“Neighborhood leadership is not about one person, or one campaign,” Kelly observed. “The alliances that came together during this year must continue, and I urge everyone interested in my candidacy to work with Sup.  Cohen to show City Hall how to create local jobs, clean up our environment, support our families, and use common sense ideas to fix our budget. In years to come, we will all continue to fight for the people of D10 with courage, compassion, better ideas and hard work.”

And then he signed off with a peace note
”My love to you all, and many thanks, on behalf of my entire staff and the hundreds of volunteers who gave of themselves over the past nine months," Kelly said.

Peace out to Reilly, Kelly and all the candidates in these long, exhausing and ultimately brutal races.



Virtually all the 'winners and loosers' have made gracious public statements of acceptance or concession. Who has not?, at least nowhere I can find - what a surprise, the newly anointed D8 supervisorial supplicant. At least Bevan started out, or so we thought, with good intentions; wit and winning ways; charm and class.
Maybe the Wiener will surprise us, but I sure ain't making book on it !!

Posted by Guest. Patrick Monk.RN on Nov. 17, 2010 @ 4:17 pm

You left the same message on the FCJ website today. Me thinks that no matter what Wiener says or dose, you will find

Posted by Guest on Nov. 17, 2010 @ 4:39 pm

Wow to listen to Kelly, you would swear that he wasn't going to spend most of the budget on the homeless, perhaps he is saying now what he should have said before the election.

Posted by Guest on Nov. 17, 2010 @ 4:45 pm

So when Reilly got the most #1 in D2, it very important, when Sweet got the most #1 in D10, it's not important?

Sarah, can you actually call yourself a reporter?

Posted by Guest on Nov. 18, 2010 @ 11:40 am

Not like the Guardian has ever been a shning example of honest reporting, but good - how much longer than avoid the 800 pound gorilla in the room.

The Guardian and the DCCC got their ass handed to them this election cycle. I realize that the majority of their staff and readership hasn't lived here more than 4 years (oh, but trust, they know what San Francisco is *really* all about), but the DCCC endorsement was at one time a golden ticket. You got that, you had about a 95% chance of winning your election. This year... 0-4 on candidates, and crushed on ballot propositions.

The real question - and what the Guardian should be asking as opposed to their subtle whining - is whether or not this represents a marked change in City politics.

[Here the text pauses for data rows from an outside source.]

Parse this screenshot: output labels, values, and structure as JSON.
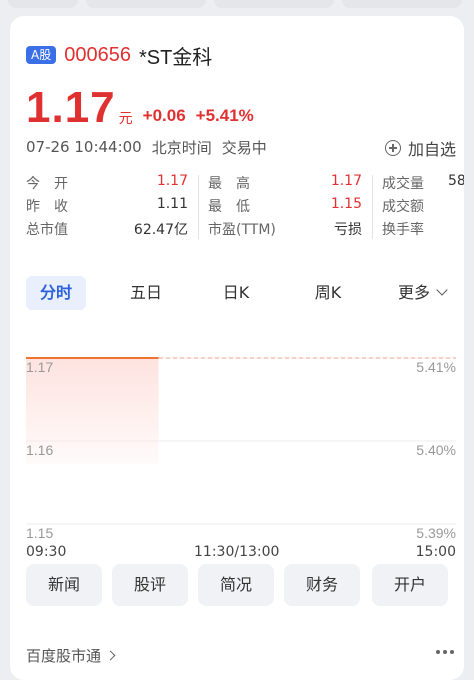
{
  "header": {
    "badge": "A股",
    "code": "000656",
    "name": "*ST金科"
  },
  "quote": {
    "price": "1.17",
    "unit": "元",
    "change": "+0.06",
    "change_pct": "+5.41%",
    "datetime": "07-26 10:44:00",
    "timezone": "北京时间",
    "status": "交易中",
    "add_watch": "加自选"
  },
  "stats": {
    "open_label": "今　开",
    "open_value": "1.17",
    "prev_close_label": "昨　收",
    "prev_close_value": "1.11",
    "mkt_cap_label": "总市值",
    "mkt_cap_value": "62.47亿",
    "high_label": "最　高",
    "high_value": "1.17",
    "low_label": "最　低",
    "low_value": "1.15",
    "pe_label": "市盈(TTM)",
    "pe_value": "亏损",
    "volume_label": "成交量",
    "volume_value": "58",
    "amount_label": "成交额",
    "turnover_label": "换手率"
  },
  "tabs": [
    {
      "label": "分时",
      "active": true
    },
    {
      "label": "五日"
    },
    {
      "label": "日K"
    },
    {
      "label": "周K"
    },
    {
      "label": "更多"
    }
  ],
  "chart_data": {
    "type": "area",
    "x_ticks": [
      "09:30",
      "11:30/13:00",
      "15:00"
    ],
    "y_ticks_price": [
      "1.17",
      "1.16",
      "1.15"
    ],
    "y_ticks_pct": [
      "5.41%",
      "5.40%",
      "5.39%"
    ],
    "ylim": [
      1.15,
      1.17
    ],
    "series": [
      {
        "x": [
          "09:30",
          "10:44"
        ],
        "y": [
          1.17,
          1.17
        ]
      }
    ],
    "reference_line": 1.17,
    "colors": {
      "line": "#f07430",
      "fill": "#fde3df",
      "grid": "#eeeeee"
    }
  },
  "actions": [
    "新闻",
    "股评",
    "简况",
    "财务",
    "开户"
  ],
  "footer": {
    "link": "百度股市通"
  },
  "colors": {
    "up": "#e03131",
    "accent": "#2d62db",
    "badge": "#3b6fe8"
  }
}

Posted by Guest on Nov. 18, 2010 @ 12:02 pm

I'm sure Sweet was equally peeved to find herself losing the D10 race, Guest. I certainly have heard as much from Marlene Tran, who found herself in first place for a while, in terms of first choice votes.

The difference, in terms of my reporting on Reilly's comments and not Sweet's (if that's what your comment is about) is that Sweet was not in second place, when it came to the ranked choice voting calculations, whereas Reilly was.

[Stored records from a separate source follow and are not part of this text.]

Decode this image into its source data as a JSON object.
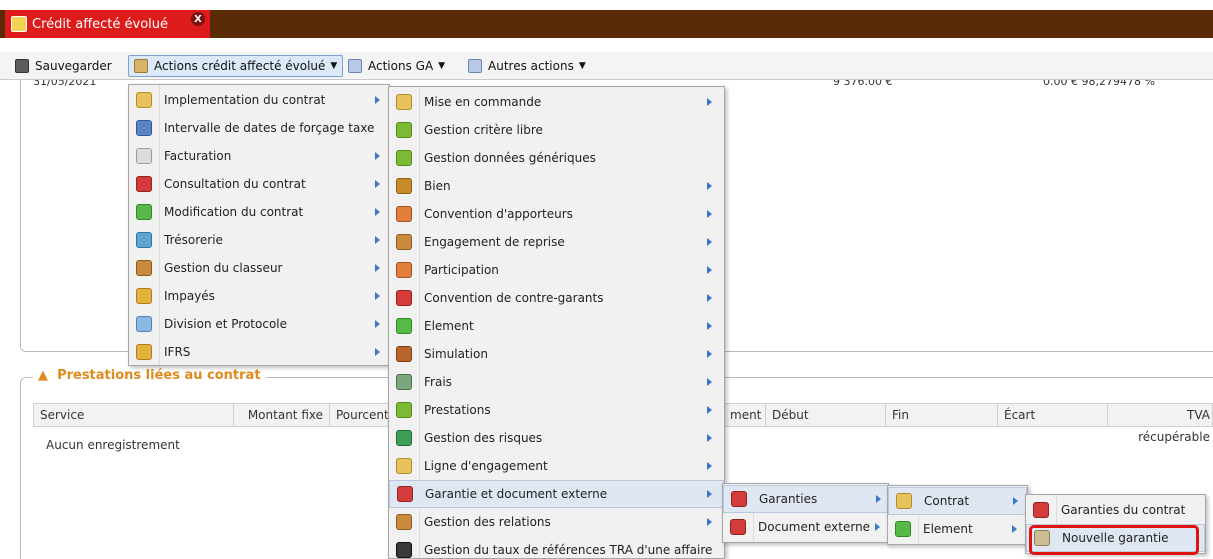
{
  "window": {
    "tab_title": "Crédit affecté évolué",
    "tab_close_glyph": "X"
  },
  "toolbar": {
    "save_label": "Sauvegarder",
    "actions_credit_label": "Actions crédit affecté évolué",
    "actions_ga_label": "Actions GA",
    "autres_actions_label": "Autres actions"
  },
  "background": {
    "partial_row": {
      "date": "31/05/2021",
      "amount": "9 376.00 €",
      "right_value": "0.00 €  98,279478 %"
    },
    "section_title": "Prestations liées au contrat",
    "columns": [
      "Service",
      "Montant fixe",
      "Pourcent",
      "ment",
      "Début",
      "Fin",
      "Écart",
      "TVA récupérable"
    ],
    "empty_message": "Aucun enregistrement"
  },
  "menu1": {
    "items": [
      {
        "label": "Implementation du contrat",
        "icon": "config-icon",
        "submenu": true
      },
      {
        "label": "Intervalle de dates de forçage taxe",
        "icon": "calendar-icon",
        "submenu": false
      },
      {
        "label": "Facturation",
        "icon": "magnifier-icon",
        "submenu": true
      },
      {
        "label": "Consultation du contrat",
        "icon": "document-icon",
        "submenu": true
      },
      {
        "label": "Modification du contrat",
        "icon": "plus-icon",
        "submenu": true
      },
      {
        "label": "Trésorerie",
        "icon": "cycle-icon",
        "submenu": true
      },
      {
        "label": "Gestion du classeur",
        "icon": "binder-icon",
        "submenu": true
      },
      {
        "label": "Impayés",
        "icon": "coins-icon",
        "submenu": true
      },
      {
        "label": "Division et Protocole",
        "icon": "split-icon",
        "submenu": true
      },
      {
        "label": "IFRS",
        "icon": "coins-icon",
        "submenu": true
      }
    ]
  },
  "menu2": {
    "items": [
      {
        "label": "Mise en commande",
        "icon": "config-icon",
        "submenu": true
      },
      {
        "label": "Gestion critère libre",
        "icon": "green-circle-icon",
        "submenu": false
      },
      {
        "label": "Gestion données génériques",
        "icon": "green-circle-icon",
        "submenu": false
      },
      {
        "label": "Bien",
        "icon": "house-icon",
        "submenu": true
      },
      {
        "label": "Convention d'apporteurs",
        "icon": "hand-icon",
        "submenu": true
      },
      {
        "label": "Engagement de reprise",
        "icon": "binder-icon",
        "submenu": true
      },
      {
        "label": "Participation",
        "icon": "hand-icon",
        "submenu": true
      },
      {
        "label": "Convention de contre-garants",
        "icon": "document-icon",
        "submenu": true
      },
      {
        "label": "Element",
        "icon": "plus-icon",
        "submenu": true
      },
      {
        "label": "Simulation",
        "icon": "calculator-icon",
        "submenu": true
      },
      {
        "label": "Frais",
        "icon": "fees-icon",
        "submenu": true
      },
      {
        "label": "Prestations",
        "icon": "green-circle-icon",
        "submenu": true
      },
      {
        "label": "Gestion des risques",
        "icon": "risk-icon",
        "submenu": true
      },
      {
        "label": "Ligne d'engagement",
        "icon": "config-icon",
        "submenu": true
      },
      {
        "label": "Garantie et document externe",
        "icon": "document-icon",
        "submenu": true
      },
      {
        "label": "Gestion des relations",
        "icon": "binder-icon",
        "submenu": true
      },
      {
        "label": "Gestion du taux de références TRA d'une affaire",
        "icon": "rate-icon",
        "submenu": false
      }
    ]
  },
  "menu3": {
    "items": [
      {
        "label": "Garanties",
        "icon": "document-icon",
        "submenu": true
      },
      {
        "label": "Document externe",
        "icon": "document-icon",
        "submenu": true
      }
    ]
  },
  "menu4": {
    "items": [
      {
        "label": "Contrat",
        "icon": "config-icon",
        "submenu": true
      },
      {
        "label": "Element",
        "icon": "plus-icon",
        "submenu": true
      }
    ]
  },
  "menu5": {
    "items": [
      {
        "label": "Garanties du contrat",
        "icon": "document-icon",
        "submenu": false
      },
      {
        "label": "Nouvelle garantie",
        "icon": "notepad-icon",
        "submenu": false
      }
    ]
  }
}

Posted by sarah on Nov. 18, 2010 @ 12:03 pm

It is a common misconception that the candidate who loses in the last round comes in second place. In an RCV race, the correct way to determine second place is to exclude the winner and then rerun the entire RCV tally. In the D10 race, with Cohen excluded, Sweet wins.

Kelly survived until the last round because he was the strongest opposition to Cohen, but not the second strongest overall. Sweet and Cohen had a lot of supporting voters in common. So Sweet was eliminated earlier than Kelly because more Sweet votes than Kelly votes were still counting for Cohen.

That is a subtlety of RCV that is important to keep in mind when interpreting the results.

Posted by Guest on Nov. 23, 2010 @ 3:09 pm

@ nameless guest. usually ignore those who dare not speak their name, but yes, probably, same as I would have if Rafi had 'won', but at least he wouldn't have started out already co-opted and beholden to the extent that Wiener will. The proof of the pudding will be in the eating and I don't expect it to very palatable.

Posted by Guest. Patrick Monk.RN on Nov. 18, 2010 @ 2:24 pm

Let me guess, over 50 years of age, still renting and angry at the world that you do not own your own house, scared that you will not have enough put away for retirement.

Posted by Guest on Nov. 18, 2010 @ 9:54 pm